### Entries supplied
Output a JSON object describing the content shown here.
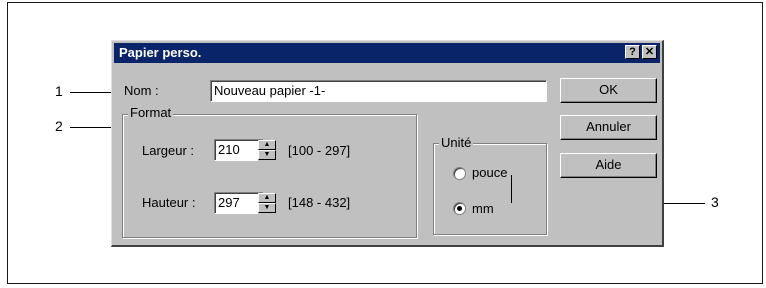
{
  "window": {
    "title": "Papier perso."
  },
  "titlebar_buttons": {
    "help": "?",
    "close": "✕"
  },
  "name_field": {
    "label": "Nom :",
    "value": "Nouveau papier -1-"
  },
  "format_group": {
    "legend": "Format",
    "width": {
      "label": "Largeur :",
      "value": "210",
      "range": "[100 - 297]"
    },
    "height": {
      "label": "Hauteur :",
      "value": "297",
      "range": "[148 - 432]"
    }
  },
  "unit_group": {
    "legend": "Unité",
    "options": [
      {
        "label": "pouce",
        "selected": false
      },
      {
        "label": "mm",
        "selected": true
      }
    ]
  },
  "buttons": {
    "ok": "OK",
    "cancel": "Annuler",
    "help": "Aide"
  },
  "callouts": [
    "1",
    "2",
    "3"
  ]
}
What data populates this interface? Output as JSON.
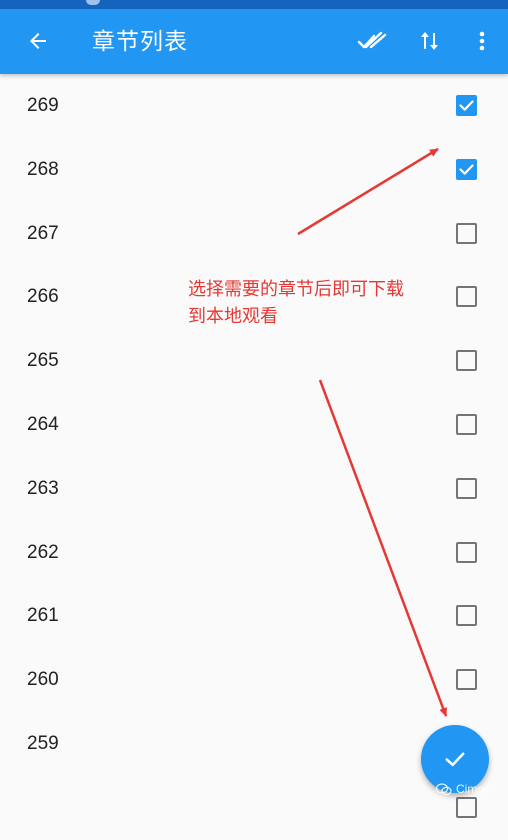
{
  "appbar": {
    "title": "章节列表",
    "back_icon": "arrow-back-icon",
    "select_all_icon": "double-check-icon",
    "sort_icon": "sort-arrows-icon",
    "more_icon": "more-vert-icon",
    "color": "#2196f3"
  },
  "chapters": [
    {
      "number": "269",
      "checked": true
    },
    {
      "number": "268",
      "checked": true
    },
    {
      "number": "267",
      "checked": false
    },
    {
      "number": "266",
      "checked": false
    },
    {
      "number": "265",
      "checked": false
    },
    {
      "number": "264",
      "checked": false
    },
    {
      "number": "263",
      "checked": false
    },
    {
      "number": "262",
      "checked": false
    },
    {
      "number": "261",
      "checked": false
    },
    {
      "number": "260",
      "checked": false
    },
    {
      "number": "259",
      "checked": false
    }
  ],
  "annotation": {
    "line1": "选择需要的章节后即可下载",
    "line2": "到本地观看",
    "color": "#e53935"
  },
  "fab": {
    "icon": "check-icon"
  },
  "watermark": {
    "text": "Cimoc",
    "icon": "wechat-icon"
  }
}
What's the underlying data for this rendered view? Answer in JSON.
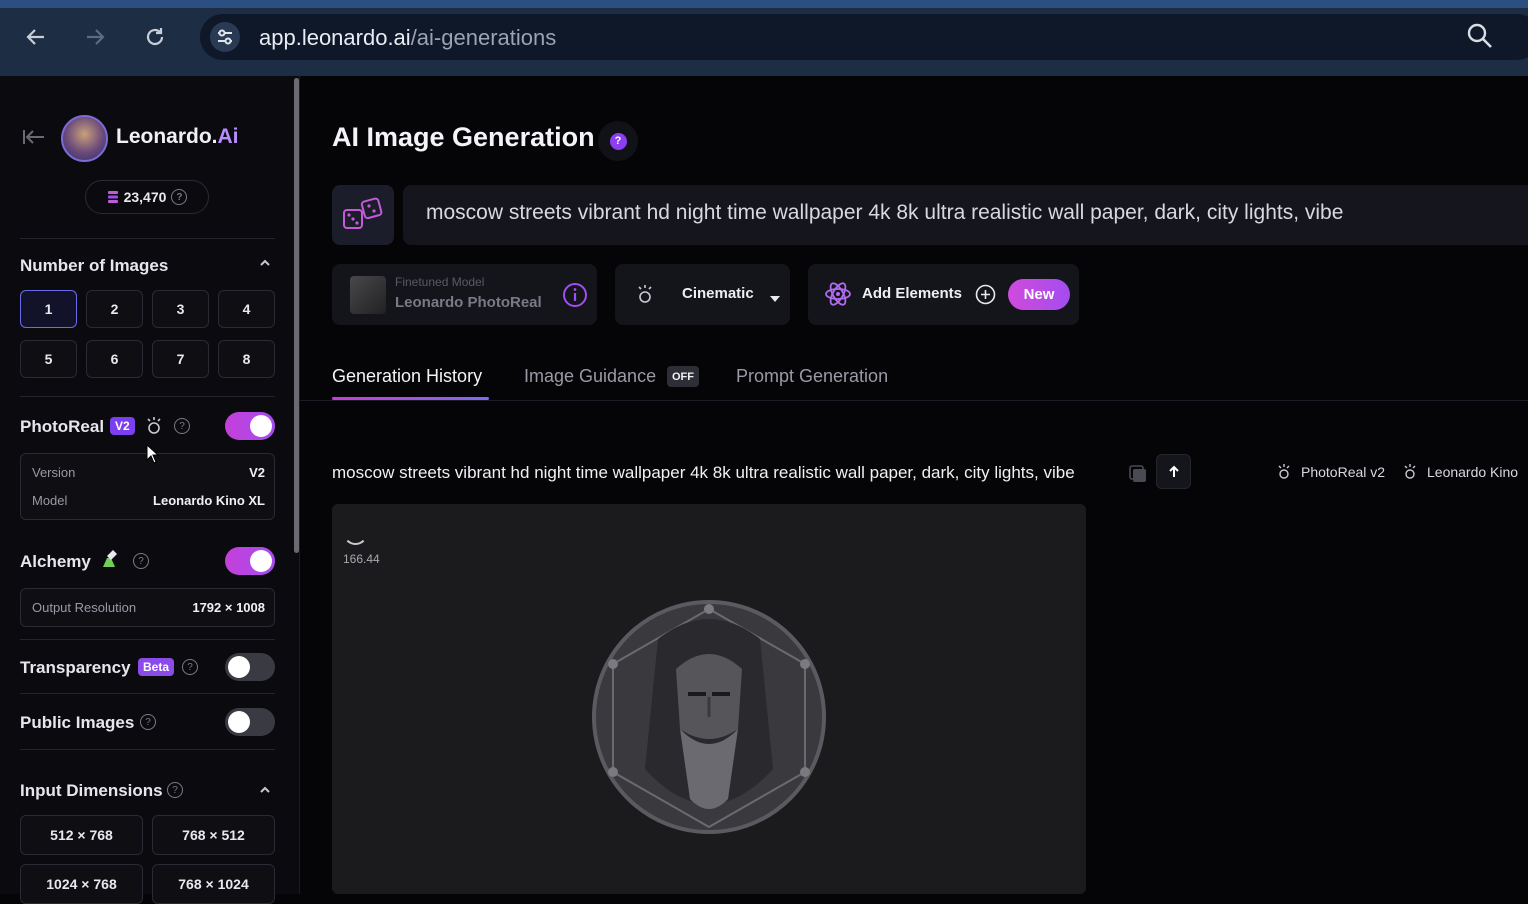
{
  "browser": {
    "url_host": "app.leonardo.ai",
    "url_path": "/ai-generations"
  },
  "sidebar": {
    "brand_name": "Leonardo.",
    "brand_suffix": "Ai",
    "credits": "23,470",
    "number_of_images": {
      "title": "Number of Images",
      "options": [
        "1",
        "2",
        "3",
        "4",
        "5",
        "6",
        "7",
        "8"
      ],
      "selected": "1"
    },
    "photoreal": {
      "label": "PhotoReal",
      "badge": "V2",
      "enabled": true,
      "version_key": "Version",
      "version_value": "V2",
      "model_key": "Model",
      "model_value": "Leonardo Kino XL"
    },
    "alchemy": {
      "label": "Alchemy",
      "enabled": true,
      "resolution_key": "Output Resolution",
      "resolution_value": "1792 × 1008"
    },
    "transparency": {
      "label": "Transparency",
      "badge": "Beta",
      "enabled": false
    },
    "public_images": {
      "label": "Public Images",
      "enabled": false
    },
    "input_dimensions": {
      "title": "Input Dimensions",
      "options": [
        "512 × 768",
        "768 × 512",
        "1024 × 768",
        "768 × 1024"
      ]
    }
  },
  "main": {
    "title": "AI Image Generation",
    "prompt": "moscow streets vibrant hd night time wallpaper 4k 8k ultra realistic wall paper, dark, city lights, vibe",
    "model_chip": {
      "label": "Finetuned Model",
      "name": "Leonardo PhotoReal"
    },
    "style_chip": "Cinematic",
    "elements_chip": "Add Elements",
    "new_badge": "New",
    "tabs": [
      {
        "label": "Generation History",
        "active": true
      },
      {
        "label": "Image Guidance",
        "badge": "OFF"
      },
      {
        "label": "Prompt Generation"
      }
    ],
    "generation": {
      "prompt": "moscow streets vibrant hd night time wallpaper 4k 8k ultra realistic wall paper, dark, city lights, vibe",
      "tag_photoreal": "PhotoReal v2",
      "tag_model": "Leonardo Kino",
      "elapsed": "166.44"
    }
  },
  "colors": {
    "accent_purple": "#a64df0",
    "toggle_on": "#c43fd8",
    "chrome_bar": "#1d2d44"
  }
}
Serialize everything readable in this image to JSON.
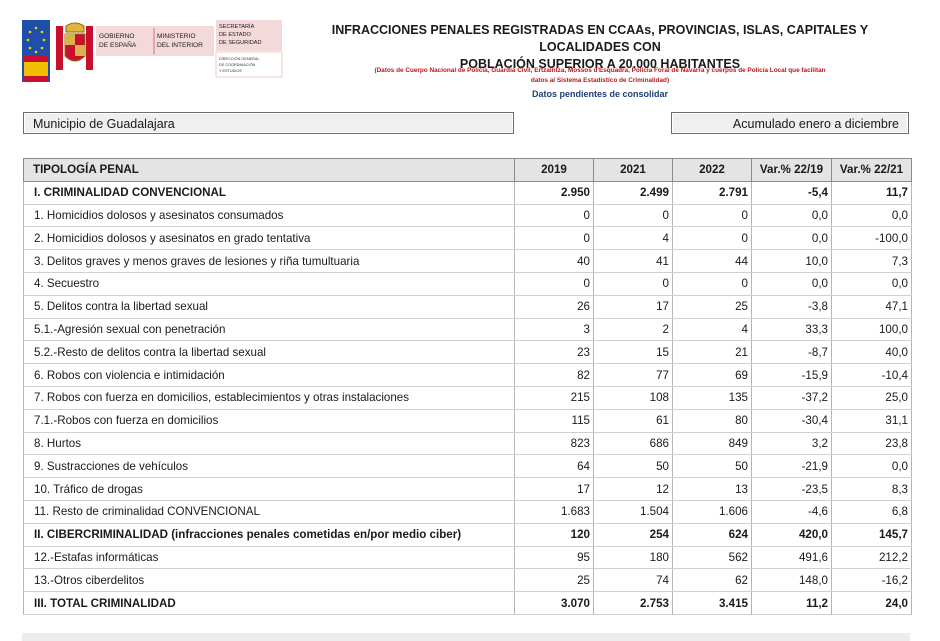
{
  "logo": {
    "gov_line1": "GOBIERNO",
    "gov_line2": "DE ESPAÑA",
    "min_line1": "MINISTERIO",
    "min_line2": "DEL INTERIOR",
    "sec_line1": "SECRETARÍA",
    "sec_line2": "DE ESTADO",
    "sec_line3": "DE SEGURIDAD",
    "dir_line1": "DIRECCIÓN GENERAL",
    "dir_line2": "DE COORDINACIÓN",
    "dir_line3": "Y ESTUDIOS"
  },
  "title_line1": "INFRACCIONES PENALES REGISTRADAS EN CCAAs, PROVINCIAS, ISLAS, CAPITALES Y LOCALIDADES CON",
  "title_line2": "POBLACIÓN SUPERIOR A 20.000 HABITANTES",
  "subtitle_line1": "(Datos de Cuerpo Nacional de Policía, Guardia Civil, Ertzaintza, Mossos d'Esquadra, Policía Foral de Navarra y cuerpos de Policía Local que facilitan",
  "subtitle_line2": "datos al Sistema Estadístico de Criminalidad)",
  "pending": "Datos pendientes de consolidar",
  "municipality": "Municipio de Guadalajara",
  "period": "Acumulado enero a diciembre",
  "colors": {
    "subtitle_red": "#c0141b",
    "pending_blue": "#1f3f73",
    "header_bg": "#e4e4e4"
  },
  "table": {
    "headers": [
      "TIPOLOGÍA PENAL",
      "2019",
      "2021",
      "2022",
      "Var.% 22/19",
      "Var.% 22/21"
    ],
    "rows": [
      {
        "label": "I. CRIMINALIDAD CONVENCIONAL",
        "v2019": "2.950",
        "v2021": "2.499",
        "v2022": "2.791",
        "var1": "-5,4",
        "var2": "11,7",
        "bold": true
      },
      {
        "label": "1. Homicidios dolosos y asesinatos consumados",
        "v2019": "0",
        "v2021": "0",
        "v2022": "0",
        "var1": "0,0",
        "var2": "0,0"
      },
      {
        "label": "2. Homicidios dolosos y asesinatos en grado tentativa",
        "v2019": "0",
        "v2021": "4",
        "v2022": "0",
        "var1": "0,0",
        "var2": "-100,0"
      },
      {
        "label": "3. Delitos graves y menos graves de lesiones y riña tumultuaria",
        "v2019": "40",
        "v2021": "41",
        "v2022": "44",
        "var1": "10,0",
        "var2": "7,3"
      },
      {
        "label": "4. Secuestro",
        "v2019": "0",
        "v2021": "0",
        "v2022": "0",
        "var1": "0,0",
        "var2": "0,0"
      },
      {
        "label": "5. Delitos contra la libertad sexual",
        "v2019": "26",
        "v2021": "17",
        "v2022": "25",
        "var1": "-3,8",
        "var2": "47,1"
      },
      {
        "label": "5.1.-Agresión sexual con penetración",
        "v2019": "3",
        "v2021": "2",
        "v2022": "4",
        "var1": "33,3",
        "var2": "100,0"
      },
      {
        "label": "5.2.-Resto de delitos contra la libertad sexual",
        "v2019": "23",
        "v2021": "15",
        "v2022": "21",
        "var1": "-8,7",
        "var2": "40,0"
      },
      {
        "label": "6. Robos con violencia e intimidación",
        "v2019": "82",
        "v2021": "77",
        "v2022": "69",
        "var1": "-15,9",
        "var2": "-10,4"
      },
      {
        "label": "7. Robos con fuerza en domicilios, establecimientos y otras instalaciones",
        "v2019": "215",
        "v2021": "108",
        "v2022": "135",
        "var1": "-37,2",
        "var2": "25,0"
      },
      {
        "label": "7.1.-Robos con fuerza en domicilios",
        "v2019": "115",
        "v2021": "61",
        "v2022": "80",
        "var1": "-30,4",
        "var2": "31,1"
      },
      {
        "label": "8. Hurtos",
        "v2019": "823",
        "v2021": "686",
        "v2022": "849",
        "var1": "3,2",
        "var2": "23,8"
      },
      {
        "label": "9. Sustracciones de vehículos",
        "v2019": "64",
        "v2021": "50",
        "v2022": "50",
        "var1": "-21,9",
        "var2": "0,0"
      },
      {
        "label": "10. Tráfico de drogas",
        "v2019": "17",
        "v2021": "12",
        "v2022": "13",
        "var1": "-23,5",
        "var2": "8,3"
      },
      {
        "label": "11. Resto de criminalidad CONVENCIONAL",
        "v2019": "1.683",
        "v2021": "1.504",
        "v2022": "1.606",
        "var1": "-4,6",
        "var2": "6,8"
      },
      {
        "label": "II. CIBERCRIMINALIDAD (infracciones penales cometidas en/por medio ciber)",
        "v2019": "120",
        "v2021": "254",
        "v2022": "624",
        "var1": "420,0",
        "var2": "145,7",
        "bold": true
      },
      {
        "label": "12.-Estafas informáticas",
        "v2019": "95",
        "v2021": "180",
        "v2022": "562",
        "var1": "491,6",
        "var2": "212,2"
      },
      {
        "label": "13.-Otros ciberdelitos",
        "v2019": "25",
        "v2021": "74",
        "v2022": "62",
        "var1": "148,0",
        "var2": "-16,2"
      },
      {
        "label": "III. TOTAL CRIMINALIDAD",
        "v2019": "3.070",
        "v2021": "2.753",
        "v2022": "3.415",
        "var1": "11,2",
        "var2": "24,0",
        "bold": true
      }
    ]
  }
}
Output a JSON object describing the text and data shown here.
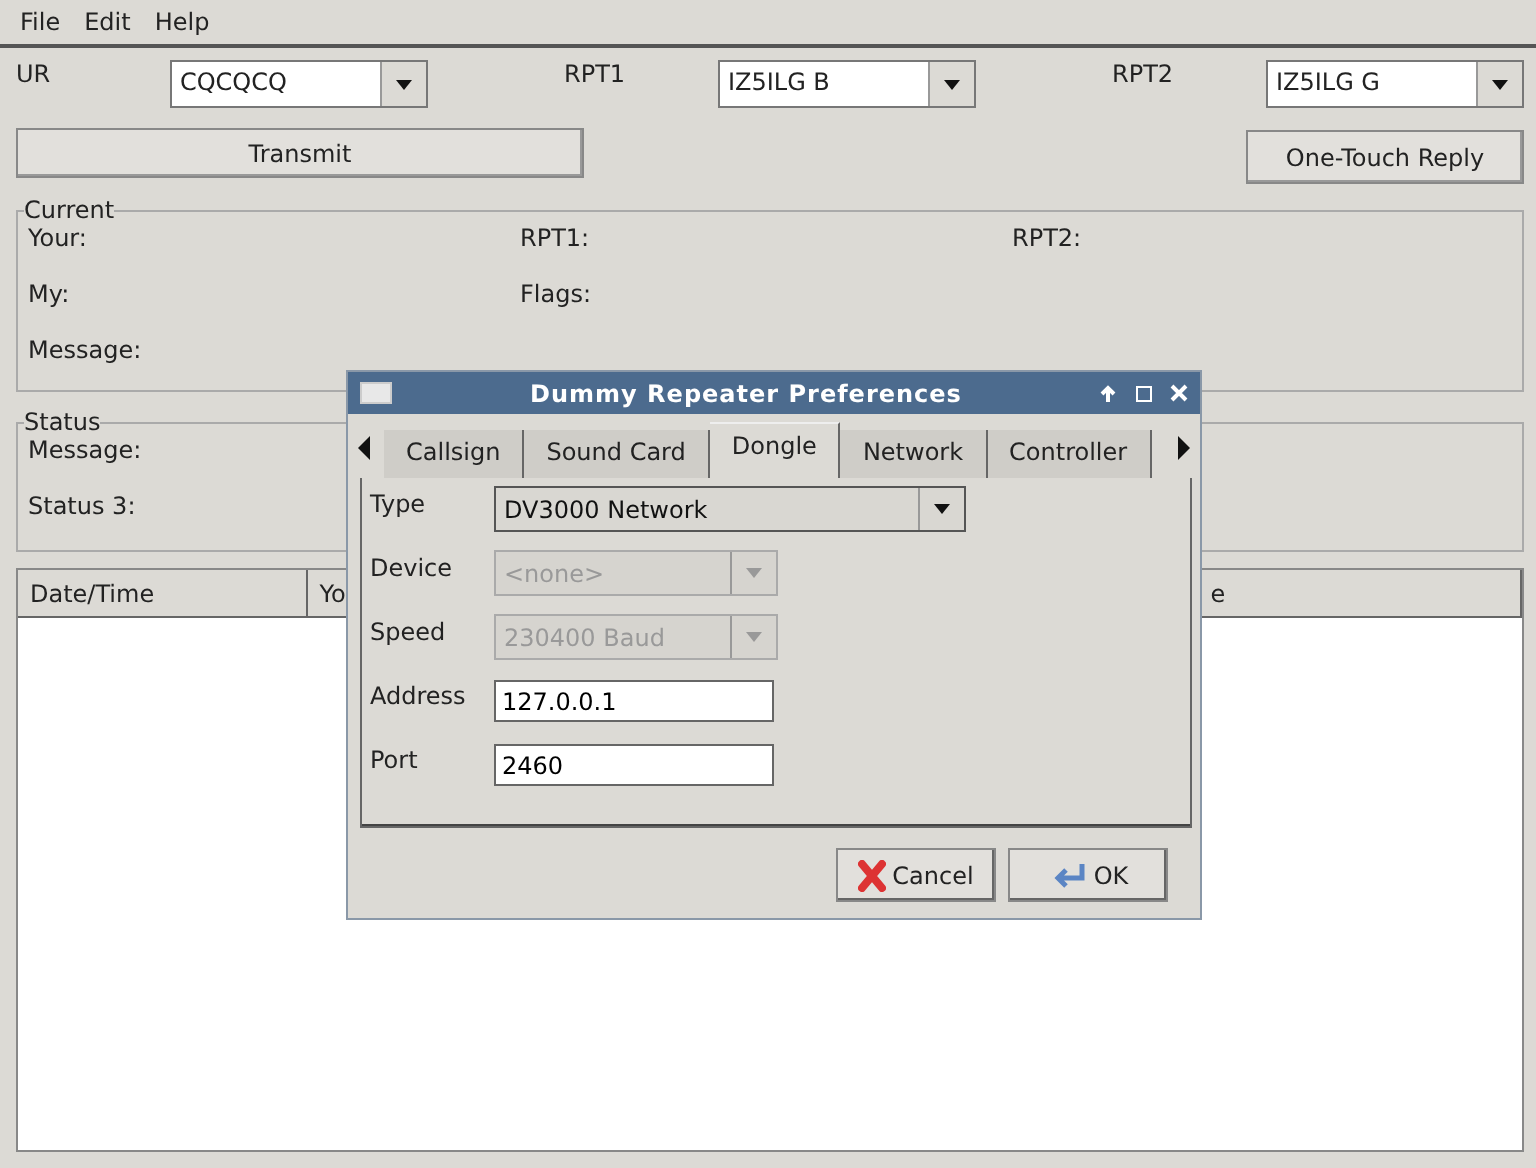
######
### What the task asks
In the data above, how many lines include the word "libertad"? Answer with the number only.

### Answer section
2